• _EXERCISE_:
Output each line of the listing exactly, though pictures are not to appear.

● ● ●

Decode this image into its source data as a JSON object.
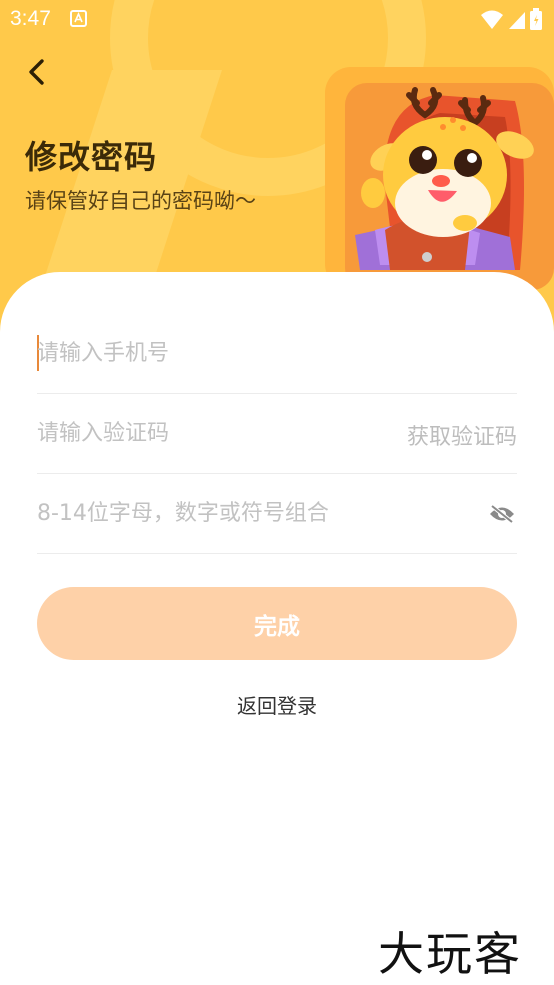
{
  "status_bar": {
    "time": "3:47"
  },
  "header": {
    "title": "修改密码",
    "subtitle": "请保管好自己的密码呦～"
  },
  "form": {
    "phone_placeholder": "请输入手机号",
    "code_placeholder": "请输入验证码",
    "get_code_label": "获取验证码",
    "password_placeholder": "8-14位字母，数字或符号组合"
  },
  "actions": {
    "done_label": "完成",
    "back_to_login_label": "返回登录"
  },
  "watermark": {
    "text": "大玩客"
  },
  "colors": {
    "hero_bg": "#ffc94a",
    "button_bg": "#fed1a8",
    "caret": "#e8893a",
    "title": "#3b2a08"
  },
  "icons": [
    "back-arrow-icon",
    "eye-off-icon",
    "wifi-icon",
    "signal-icon",
    "battery-icon",
    "app-notification-icon"
  ]
}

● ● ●

• _SOLUTION_:
Decode this image into its source data as a JSON object.
{
  "status_bar": {
    "time": "3:47"
  },
  "header": {
    "title": "修改密码",
    "subtitle": "请保管好自己的密码呦～"
  },
  "form": {
    "phone_placeholder": "请输入手机号",
    "code_placeholder": "请输入验证码",
    "get_code_label": "获取验证码",
    "password_placeholder": "8-14位字母，数字或符号组合"
  },
  "actions": {
    "done_label": "完成",
    "back_to_login_label": "返回登录"
  },
  "watermark": {
    "text": "大玩客"
  },
  "colors": {
    "hero_bg": "#ffc94a",
    "button_bg": "#fed1a8",
    "caret": "#e8893a",
    "title": "#3b2a08"
  },
  "icons": [
    "back-arrow-icon",
    "eye-off-icon",
    "wifi-icon",
    "signal-icon",
    "battery-icon",
    "app-notification-icon"
  ]
}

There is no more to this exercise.